[Required work] Copy each line containing "Coffee" from the listing below.

[Data]
_ _ _ _ _ _ _

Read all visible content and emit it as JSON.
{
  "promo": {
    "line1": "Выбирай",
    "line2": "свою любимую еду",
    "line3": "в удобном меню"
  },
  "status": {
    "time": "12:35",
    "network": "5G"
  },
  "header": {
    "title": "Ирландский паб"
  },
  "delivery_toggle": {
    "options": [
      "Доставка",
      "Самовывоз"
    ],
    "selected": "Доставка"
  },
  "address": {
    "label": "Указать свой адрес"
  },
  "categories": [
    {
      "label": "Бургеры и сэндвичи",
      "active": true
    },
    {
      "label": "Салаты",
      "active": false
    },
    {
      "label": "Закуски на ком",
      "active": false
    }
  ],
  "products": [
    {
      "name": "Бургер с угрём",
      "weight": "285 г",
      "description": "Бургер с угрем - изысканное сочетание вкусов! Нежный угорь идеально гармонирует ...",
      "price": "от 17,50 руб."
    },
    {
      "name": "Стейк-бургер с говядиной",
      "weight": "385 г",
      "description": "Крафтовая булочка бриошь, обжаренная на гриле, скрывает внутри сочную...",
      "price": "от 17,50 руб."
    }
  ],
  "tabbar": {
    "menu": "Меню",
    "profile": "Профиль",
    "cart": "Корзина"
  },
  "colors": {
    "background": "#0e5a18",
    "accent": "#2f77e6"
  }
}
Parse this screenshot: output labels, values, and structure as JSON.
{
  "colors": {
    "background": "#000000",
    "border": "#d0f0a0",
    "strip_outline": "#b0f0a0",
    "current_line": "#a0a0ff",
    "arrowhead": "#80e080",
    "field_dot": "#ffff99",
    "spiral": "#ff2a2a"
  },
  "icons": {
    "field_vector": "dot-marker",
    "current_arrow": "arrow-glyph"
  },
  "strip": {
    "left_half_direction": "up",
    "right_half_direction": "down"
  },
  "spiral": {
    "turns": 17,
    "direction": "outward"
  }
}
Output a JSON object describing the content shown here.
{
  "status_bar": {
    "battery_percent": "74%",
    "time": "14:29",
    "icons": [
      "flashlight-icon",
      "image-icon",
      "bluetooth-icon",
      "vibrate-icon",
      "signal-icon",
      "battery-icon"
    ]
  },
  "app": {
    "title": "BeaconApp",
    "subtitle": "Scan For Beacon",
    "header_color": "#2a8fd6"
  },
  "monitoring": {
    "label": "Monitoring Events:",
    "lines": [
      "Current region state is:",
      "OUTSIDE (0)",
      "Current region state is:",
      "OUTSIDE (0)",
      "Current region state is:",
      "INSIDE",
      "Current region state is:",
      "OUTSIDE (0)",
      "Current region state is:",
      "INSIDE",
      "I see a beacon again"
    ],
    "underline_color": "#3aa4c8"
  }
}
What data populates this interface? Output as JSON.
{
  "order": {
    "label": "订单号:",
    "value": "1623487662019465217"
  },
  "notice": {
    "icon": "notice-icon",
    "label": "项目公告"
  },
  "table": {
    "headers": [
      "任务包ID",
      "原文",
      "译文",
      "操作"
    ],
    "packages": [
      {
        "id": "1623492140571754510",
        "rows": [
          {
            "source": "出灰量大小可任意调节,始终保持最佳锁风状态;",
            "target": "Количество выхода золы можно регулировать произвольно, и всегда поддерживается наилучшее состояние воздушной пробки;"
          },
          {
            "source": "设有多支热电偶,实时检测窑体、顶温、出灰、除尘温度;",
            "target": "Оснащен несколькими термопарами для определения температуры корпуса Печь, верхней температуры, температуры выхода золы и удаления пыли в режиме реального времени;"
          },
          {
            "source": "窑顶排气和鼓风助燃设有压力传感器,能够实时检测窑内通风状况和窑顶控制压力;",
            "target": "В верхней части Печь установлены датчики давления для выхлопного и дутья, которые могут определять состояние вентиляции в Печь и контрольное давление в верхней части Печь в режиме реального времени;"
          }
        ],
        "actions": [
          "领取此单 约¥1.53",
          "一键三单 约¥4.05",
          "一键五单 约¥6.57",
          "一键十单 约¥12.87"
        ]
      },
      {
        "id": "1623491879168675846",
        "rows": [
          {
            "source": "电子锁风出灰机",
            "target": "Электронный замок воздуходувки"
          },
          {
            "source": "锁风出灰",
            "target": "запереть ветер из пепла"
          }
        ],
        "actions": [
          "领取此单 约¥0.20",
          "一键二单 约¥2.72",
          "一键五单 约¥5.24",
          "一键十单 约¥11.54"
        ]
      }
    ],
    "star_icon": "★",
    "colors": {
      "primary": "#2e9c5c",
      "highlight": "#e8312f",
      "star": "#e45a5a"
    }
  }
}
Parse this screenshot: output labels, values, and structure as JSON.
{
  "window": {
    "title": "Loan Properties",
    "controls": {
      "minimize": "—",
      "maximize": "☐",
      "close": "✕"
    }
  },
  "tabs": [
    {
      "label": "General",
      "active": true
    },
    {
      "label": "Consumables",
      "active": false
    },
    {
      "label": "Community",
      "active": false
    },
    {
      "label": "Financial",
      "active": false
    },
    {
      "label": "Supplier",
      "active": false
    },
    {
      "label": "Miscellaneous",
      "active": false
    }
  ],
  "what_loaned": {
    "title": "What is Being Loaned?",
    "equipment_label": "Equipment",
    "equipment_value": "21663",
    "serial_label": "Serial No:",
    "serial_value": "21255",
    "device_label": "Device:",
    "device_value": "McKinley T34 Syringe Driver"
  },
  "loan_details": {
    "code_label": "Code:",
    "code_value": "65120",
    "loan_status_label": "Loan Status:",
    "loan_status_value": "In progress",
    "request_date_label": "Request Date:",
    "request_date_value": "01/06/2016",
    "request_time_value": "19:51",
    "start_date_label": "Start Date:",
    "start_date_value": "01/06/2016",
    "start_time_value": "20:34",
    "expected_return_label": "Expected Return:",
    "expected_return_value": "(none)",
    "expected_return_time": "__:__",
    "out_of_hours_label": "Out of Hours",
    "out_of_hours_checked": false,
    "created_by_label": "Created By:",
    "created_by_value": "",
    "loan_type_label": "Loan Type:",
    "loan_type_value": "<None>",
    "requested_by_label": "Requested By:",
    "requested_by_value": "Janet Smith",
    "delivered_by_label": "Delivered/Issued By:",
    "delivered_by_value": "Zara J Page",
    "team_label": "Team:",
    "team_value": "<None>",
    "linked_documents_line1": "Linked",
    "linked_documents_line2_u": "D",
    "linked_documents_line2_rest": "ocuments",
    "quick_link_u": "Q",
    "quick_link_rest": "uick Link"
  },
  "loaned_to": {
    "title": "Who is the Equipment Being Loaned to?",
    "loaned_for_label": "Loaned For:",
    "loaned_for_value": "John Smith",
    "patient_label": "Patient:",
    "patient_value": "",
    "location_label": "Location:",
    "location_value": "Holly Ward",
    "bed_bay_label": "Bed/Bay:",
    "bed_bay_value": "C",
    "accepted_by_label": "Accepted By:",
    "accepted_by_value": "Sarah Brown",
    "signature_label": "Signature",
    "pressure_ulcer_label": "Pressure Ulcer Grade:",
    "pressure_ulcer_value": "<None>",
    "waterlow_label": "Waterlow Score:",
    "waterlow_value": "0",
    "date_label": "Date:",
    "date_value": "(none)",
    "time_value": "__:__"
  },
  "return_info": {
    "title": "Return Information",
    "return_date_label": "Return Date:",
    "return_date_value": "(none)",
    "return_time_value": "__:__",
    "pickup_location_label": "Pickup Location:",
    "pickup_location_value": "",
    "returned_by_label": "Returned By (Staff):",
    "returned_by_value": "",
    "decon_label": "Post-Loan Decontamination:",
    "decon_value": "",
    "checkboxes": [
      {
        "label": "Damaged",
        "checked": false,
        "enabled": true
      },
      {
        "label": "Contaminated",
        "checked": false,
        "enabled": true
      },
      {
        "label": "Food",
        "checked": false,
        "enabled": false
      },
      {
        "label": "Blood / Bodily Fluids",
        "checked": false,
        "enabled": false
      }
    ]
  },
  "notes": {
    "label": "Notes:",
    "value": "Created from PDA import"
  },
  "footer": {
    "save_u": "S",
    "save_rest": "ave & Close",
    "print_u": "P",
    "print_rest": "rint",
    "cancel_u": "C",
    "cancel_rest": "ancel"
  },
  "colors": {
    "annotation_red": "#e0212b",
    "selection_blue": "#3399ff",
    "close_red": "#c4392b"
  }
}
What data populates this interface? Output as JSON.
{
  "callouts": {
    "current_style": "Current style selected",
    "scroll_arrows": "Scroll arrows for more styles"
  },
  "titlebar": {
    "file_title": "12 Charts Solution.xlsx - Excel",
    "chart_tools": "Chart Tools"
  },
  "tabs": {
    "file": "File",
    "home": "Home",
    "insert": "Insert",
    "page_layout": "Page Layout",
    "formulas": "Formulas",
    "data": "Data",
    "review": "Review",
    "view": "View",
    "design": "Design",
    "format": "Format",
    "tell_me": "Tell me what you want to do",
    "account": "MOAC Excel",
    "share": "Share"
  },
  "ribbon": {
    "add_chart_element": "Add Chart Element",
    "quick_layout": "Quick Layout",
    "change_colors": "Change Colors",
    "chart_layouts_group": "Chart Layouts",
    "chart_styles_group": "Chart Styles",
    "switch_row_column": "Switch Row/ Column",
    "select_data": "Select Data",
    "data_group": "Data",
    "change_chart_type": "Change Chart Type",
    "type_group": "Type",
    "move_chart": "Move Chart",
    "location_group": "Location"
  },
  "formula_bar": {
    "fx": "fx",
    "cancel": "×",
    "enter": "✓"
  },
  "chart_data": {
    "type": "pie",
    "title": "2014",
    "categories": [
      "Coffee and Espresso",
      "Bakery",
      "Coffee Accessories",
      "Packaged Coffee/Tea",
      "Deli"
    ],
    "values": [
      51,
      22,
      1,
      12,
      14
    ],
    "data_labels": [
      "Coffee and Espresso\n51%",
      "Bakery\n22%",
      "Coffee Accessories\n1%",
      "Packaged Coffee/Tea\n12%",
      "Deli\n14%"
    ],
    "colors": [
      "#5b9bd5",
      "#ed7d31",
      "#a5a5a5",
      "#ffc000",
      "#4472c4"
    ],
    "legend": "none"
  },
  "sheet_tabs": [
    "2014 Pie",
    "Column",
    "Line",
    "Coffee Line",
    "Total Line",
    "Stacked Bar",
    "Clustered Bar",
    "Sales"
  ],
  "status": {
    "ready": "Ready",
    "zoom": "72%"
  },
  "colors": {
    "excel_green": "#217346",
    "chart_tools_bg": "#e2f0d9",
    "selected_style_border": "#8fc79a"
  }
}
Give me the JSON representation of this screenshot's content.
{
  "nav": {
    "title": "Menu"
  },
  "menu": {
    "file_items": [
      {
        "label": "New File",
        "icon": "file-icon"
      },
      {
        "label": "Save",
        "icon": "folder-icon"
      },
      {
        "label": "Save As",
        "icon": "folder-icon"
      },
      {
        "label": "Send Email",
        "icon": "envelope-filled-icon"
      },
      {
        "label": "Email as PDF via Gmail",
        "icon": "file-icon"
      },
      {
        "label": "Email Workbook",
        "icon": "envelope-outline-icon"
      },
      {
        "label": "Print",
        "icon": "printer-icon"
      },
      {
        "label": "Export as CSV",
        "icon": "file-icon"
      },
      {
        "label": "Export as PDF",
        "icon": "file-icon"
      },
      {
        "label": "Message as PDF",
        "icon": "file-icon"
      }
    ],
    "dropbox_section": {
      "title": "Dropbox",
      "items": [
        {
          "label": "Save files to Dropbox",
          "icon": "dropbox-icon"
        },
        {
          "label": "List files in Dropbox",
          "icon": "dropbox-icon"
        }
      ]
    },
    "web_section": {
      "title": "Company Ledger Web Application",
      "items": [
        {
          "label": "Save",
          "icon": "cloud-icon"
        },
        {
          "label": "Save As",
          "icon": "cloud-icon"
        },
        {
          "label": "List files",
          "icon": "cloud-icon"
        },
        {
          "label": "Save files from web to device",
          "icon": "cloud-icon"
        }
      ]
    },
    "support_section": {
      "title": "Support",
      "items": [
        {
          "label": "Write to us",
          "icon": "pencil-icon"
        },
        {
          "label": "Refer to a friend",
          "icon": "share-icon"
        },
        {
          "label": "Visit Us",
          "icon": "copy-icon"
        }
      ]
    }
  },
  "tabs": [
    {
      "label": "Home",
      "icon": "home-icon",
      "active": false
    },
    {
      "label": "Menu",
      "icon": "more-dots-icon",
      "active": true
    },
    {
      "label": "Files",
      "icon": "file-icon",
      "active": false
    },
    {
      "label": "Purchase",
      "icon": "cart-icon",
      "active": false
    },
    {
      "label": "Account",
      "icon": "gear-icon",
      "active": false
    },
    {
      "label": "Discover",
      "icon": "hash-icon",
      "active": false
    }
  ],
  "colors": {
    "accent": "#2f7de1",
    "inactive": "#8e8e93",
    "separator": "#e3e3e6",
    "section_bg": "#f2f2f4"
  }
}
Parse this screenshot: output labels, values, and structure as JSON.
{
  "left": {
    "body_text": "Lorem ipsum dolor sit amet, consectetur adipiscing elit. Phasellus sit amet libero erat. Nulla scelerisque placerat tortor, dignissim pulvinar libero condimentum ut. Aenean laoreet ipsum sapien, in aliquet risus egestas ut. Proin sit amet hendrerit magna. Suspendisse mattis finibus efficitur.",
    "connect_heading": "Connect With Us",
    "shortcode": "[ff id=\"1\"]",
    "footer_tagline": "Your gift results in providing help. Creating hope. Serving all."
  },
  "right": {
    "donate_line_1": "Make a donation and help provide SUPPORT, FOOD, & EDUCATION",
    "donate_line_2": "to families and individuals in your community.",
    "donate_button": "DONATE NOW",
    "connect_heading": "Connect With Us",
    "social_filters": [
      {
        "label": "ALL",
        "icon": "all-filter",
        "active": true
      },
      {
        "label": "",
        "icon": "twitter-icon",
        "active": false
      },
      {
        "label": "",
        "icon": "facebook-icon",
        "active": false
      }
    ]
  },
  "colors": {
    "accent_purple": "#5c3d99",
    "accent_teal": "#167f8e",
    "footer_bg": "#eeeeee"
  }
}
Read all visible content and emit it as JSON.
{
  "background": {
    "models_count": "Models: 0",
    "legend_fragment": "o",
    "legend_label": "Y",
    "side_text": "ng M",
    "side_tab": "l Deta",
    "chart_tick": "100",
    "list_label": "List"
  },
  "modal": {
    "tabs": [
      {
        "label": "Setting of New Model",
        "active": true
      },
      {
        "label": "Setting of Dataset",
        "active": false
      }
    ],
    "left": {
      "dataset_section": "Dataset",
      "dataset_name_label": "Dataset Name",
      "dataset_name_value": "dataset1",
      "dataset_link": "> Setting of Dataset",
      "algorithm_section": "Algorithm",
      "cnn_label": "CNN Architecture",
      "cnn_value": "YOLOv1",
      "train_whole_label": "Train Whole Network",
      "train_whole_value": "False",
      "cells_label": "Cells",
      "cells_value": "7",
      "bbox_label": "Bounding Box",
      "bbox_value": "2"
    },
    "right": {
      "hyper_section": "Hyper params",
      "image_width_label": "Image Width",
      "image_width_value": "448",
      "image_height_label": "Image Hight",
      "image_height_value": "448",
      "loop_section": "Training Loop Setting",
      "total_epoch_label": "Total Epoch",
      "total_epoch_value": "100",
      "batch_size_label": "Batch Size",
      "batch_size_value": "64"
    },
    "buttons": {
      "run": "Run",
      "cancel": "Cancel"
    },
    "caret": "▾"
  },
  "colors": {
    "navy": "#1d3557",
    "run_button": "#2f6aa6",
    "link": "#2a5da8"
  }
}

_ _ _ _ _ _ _

[The answer]
      "Coffee and Espresso",
      "Coffee Accessories",
      "Packaged Coffee/Tea",
      "Coffee and Espresso\n51%",
      "Coffee Accessories\n1%",
      "Packaged Coffee/Tea\n12%",
    "Coffee Line",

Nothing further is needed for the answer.